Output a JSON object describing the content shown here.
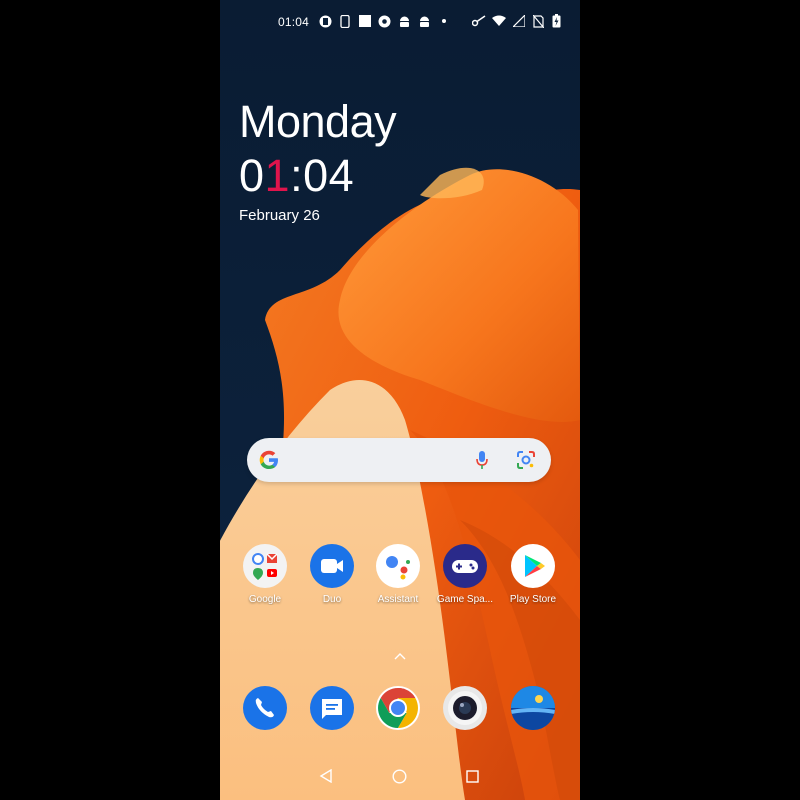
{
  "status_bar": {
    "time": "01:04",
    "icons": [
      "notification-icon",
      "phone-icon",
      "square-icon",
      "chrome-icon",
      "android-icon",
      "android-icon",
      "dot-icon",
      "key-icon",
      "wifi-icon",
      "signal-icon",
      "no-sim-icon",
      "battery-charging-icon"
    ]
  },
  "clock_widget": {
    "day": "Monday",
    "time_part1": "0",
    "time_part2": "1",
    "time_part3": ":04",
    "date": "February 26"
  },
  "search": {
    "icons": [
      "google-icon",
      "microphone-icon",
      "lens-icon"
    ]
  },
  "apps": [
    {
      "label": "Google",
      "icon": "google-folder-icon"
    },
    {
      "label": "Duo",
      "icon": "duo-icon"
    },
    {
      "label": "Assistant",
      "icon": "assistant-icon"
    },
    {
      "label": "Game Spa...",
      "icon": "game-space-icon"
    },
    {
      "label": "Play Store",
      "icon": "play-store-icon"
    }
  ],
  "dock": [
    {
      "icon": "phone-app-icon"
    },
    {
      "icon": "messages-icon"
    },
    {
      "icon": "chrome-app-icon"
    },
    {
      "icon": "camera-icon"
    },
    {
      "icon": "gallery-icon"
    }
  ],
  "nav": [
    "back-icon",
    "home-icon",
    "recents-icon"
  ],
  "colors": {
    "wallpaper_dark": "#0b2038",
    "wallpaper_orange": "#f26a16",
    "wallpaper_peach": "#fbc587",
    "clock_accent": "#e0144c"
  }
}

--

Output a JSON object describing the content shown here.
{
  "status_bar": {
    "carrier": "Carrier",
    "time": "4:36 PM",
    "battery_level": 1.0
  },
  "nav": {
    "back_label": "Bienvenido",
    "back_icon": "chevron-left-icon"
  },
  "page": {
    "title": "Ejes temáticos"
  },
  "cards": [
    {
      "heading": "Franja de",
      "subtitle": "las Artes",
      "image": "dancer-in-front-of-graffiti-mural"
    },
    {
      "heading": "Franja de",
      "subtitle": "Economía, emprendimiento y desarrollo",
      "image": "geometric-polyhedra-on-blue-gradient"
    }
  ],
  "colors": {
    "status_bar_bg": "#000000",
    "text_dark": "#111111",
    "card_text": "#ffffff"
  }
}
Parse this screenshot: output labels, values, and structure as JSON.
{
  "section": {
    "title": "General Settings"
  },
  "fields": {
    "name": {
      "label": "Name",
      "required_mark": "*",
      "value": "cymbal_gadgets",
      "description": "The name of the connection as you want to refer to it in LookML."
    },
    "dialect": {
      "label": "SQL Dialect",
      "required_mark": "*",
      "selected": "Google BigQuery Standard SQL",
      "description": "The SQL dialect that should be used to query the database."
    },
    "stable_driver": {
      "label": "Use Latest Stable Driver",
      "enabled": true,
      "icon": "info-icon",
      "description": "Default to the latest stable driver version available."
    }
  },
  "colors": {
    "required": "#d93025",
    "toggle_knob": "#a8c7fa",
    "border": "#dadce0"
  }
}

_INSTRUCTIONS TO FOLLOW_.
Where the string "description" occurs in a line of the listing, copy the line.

_TASK RESPONSE_.
      "description": "The name of the connection as you want to refer to it in LookML."
      "description": "The SQL dialect that should be used to query the database."
      "description": "Default to the latest stable driver version available."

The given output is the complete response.